Sunday, October 9, 2011

Those green eyes mean something...

I'm not, by nature, a jealous person. I can't really recall being ravaged by the green eyed monster when someone I knew got a new car, bigger house, lost 20 pounds, or a smoking new pair of kicks. No, usually I'm genuinely happy for my friends and family when wonderful things that they really wanted come into their lives--I'll be the first one to say, "That's so great!" and really, really mean it.

Except for when I don't.

There are two times that I clearly remember being mad with jealously. And I don't mean that, "oh, wouldn't that be nice...it's so unfair...blah, blah." I mean the bleeding canker of desire that sits somewhere near your esophagus. That obsessive fire of want that keeps you up at night. The slow moving rickety Ferris wheel that...okay, you get the idea. 

Obsession. I'm talking about blind obsession.
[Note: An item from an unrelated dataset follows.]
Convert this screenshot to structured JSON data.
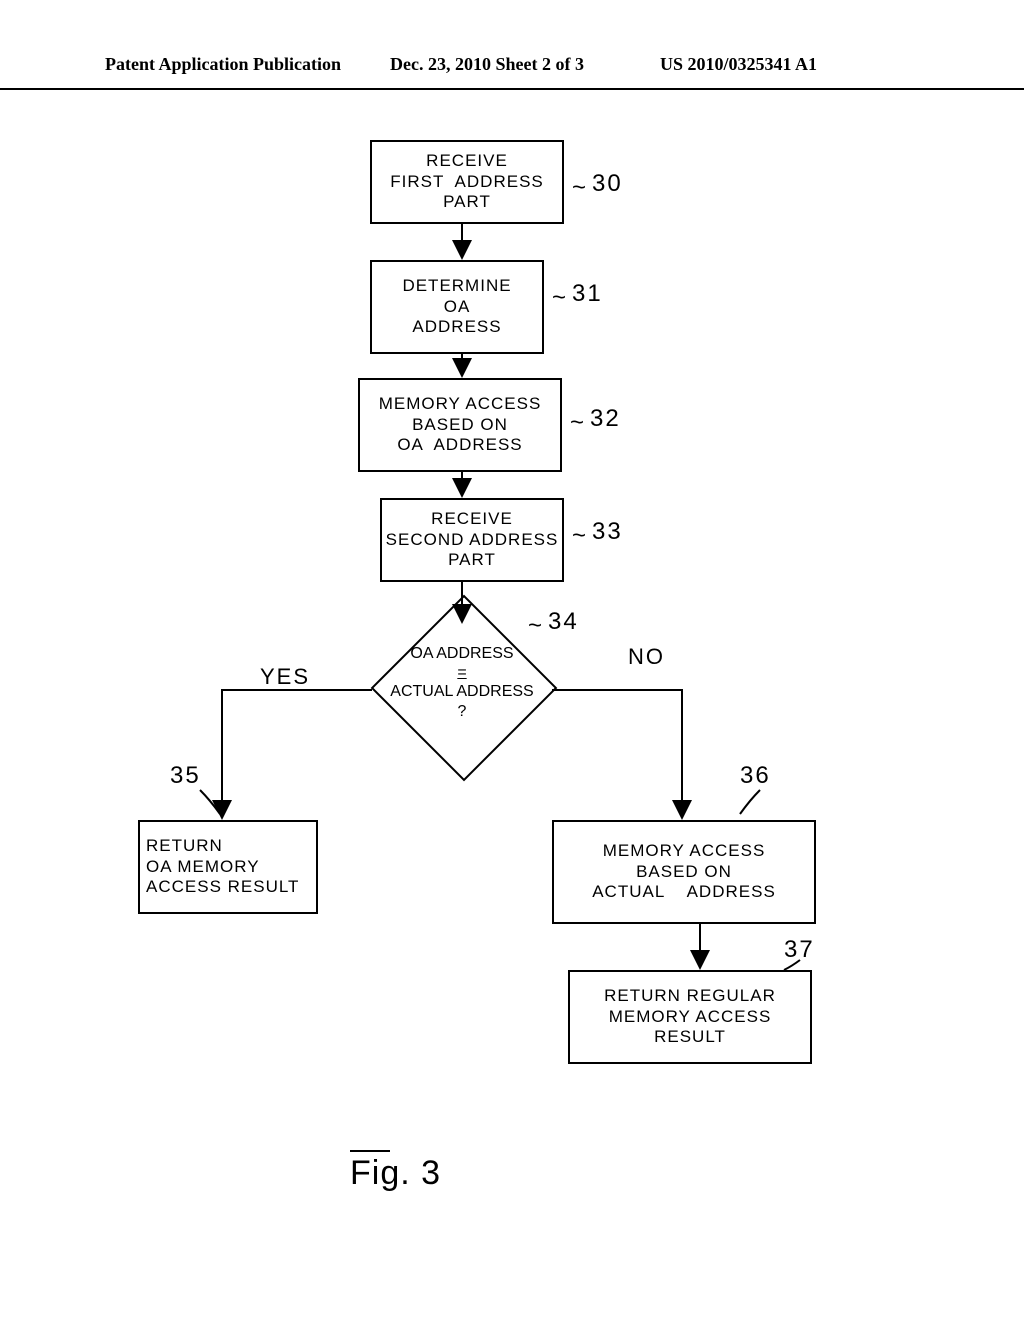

The first time it happened I was 26 and it felt like everyone, EVERYONE IN THE WORLD was pregnant. And I just happened to be married to the one man who didn't seem particularly interested in having a kid any time within the next decade. Aagghhh.

The second time, well the second time is much more recent--within the last few years, really. I had become inexplicably jealous of another writer, who doesn't know me from Eve I might mention, but who's success is something I covet.


Now before you start worrying that I've gone all stalker crazy, realize that I have too many real world cares and responsibilities to put in the time, energy and effort to truly go off the rails. Furthermore, in both of the above mentioned character flaws, I've learned something exceedingly valuable about myself.

My jealously taught me what I wanted in this world.

I wanted to be a mom.
I wanted to be a writer.

Now that might sound like a simple epiphany, but these statements have become brightly lit signposts in my life. There are many things I could be, there are many things I already am--But these were the things I really, really Wanted. I wanted them so much for myself that it felt nearly impossible to be happy for others when they strode forward and achieved them while I still idled in neutral.

Over the years, I have found that there is only one cure for jealously of this kind--it's getting up off your ass and going after what you want. Because that un pursued WANT will claw at your brain like a monkey on crack. The jealous crazy that spins you inside out comes only from not trying.

Believe me.

So I say, jealously is not always a bad thing. Pay attention to your jealously, it can teach you loads about what you want in this life. I became a mother. I became a writer. I don't (yet) have the exterior trappings of success that the object of my writer jealously has, but because I'm too busy stretching for that brass ring myself, I almost never even notice the burn anymore.

Well, almost never. 


  1. So what kind of trick did you pull to get those kids? Was that just persistent devotion to a single goal? Hehe. Sorry, I just couldn't resist. But a great post! We missed you at the book festival. I hope to see you there next year!

  2. Great post, Becky. Jealousy is so human, and like any emotion, it can be useful or destructive. I totally agree that the best thing to do is reframe it as an understanding of what you want, and then go for it. I also tell myself that everyone has their own journey, and mine is my own--it's a waste of my energy to want someone else's.

  3. I love this post and can definitely relate to the things you want to be~ a mom and writer. Thanks for saying what many of us are thinking and for giving the best advice there is--go after it and work your butt off!

  4. Ryan! Believe me, I wish I had been there. Moreover, I wish the circumstances where different (if you catch my meaning.) Next year, please God, next year.

    As for those two beautiful children...oddly enough, I stopped acting crazy and nagging my husband about it. Within two months, he brought it up--I was pregnant within the week (you know, just in case he was going to change his mind :-)

  5. Sarah, too true about the individual journeys. It's so easy to look at another person's ride and stew, stew, stew about not being behind their wheel.

  6. Jess, thanks for stopping by. Life is sooo much easier when we are 1. clear and 2. honest about what we want. Be bold and say it out loud.

  7. I find the green eye thing can consume a person, so you need to stay focused on yourself and that's it. It's hard, but with practice you can focus that jealousy and transform it to encouragement. I believe in karma, too, so I feel that kind of encouragement pays off internally and externally for us.

  8. Jealousy is a tough one. It's not something I suffer from often (I have other vices), but when it does I abhor the feeling. Thankfully, it doesn't usually last long. The words of my mother echo through my head, "Life isn't fair." Because that's what jealousy is, isn't it? It's thinking we deserve the same as someone else. But you're right; if we don't work for what we want, how can we achieve it?

  9. Oh, jealousy. It's so hard to keep that emotion out, right? :P I do have moments when I'm jealous. Whether it's a book deal or whatever. I hate the feeling, but it's normal. And mine usually goes away pretty quick. I've learned to cheer people on more than let that green monster take over. :)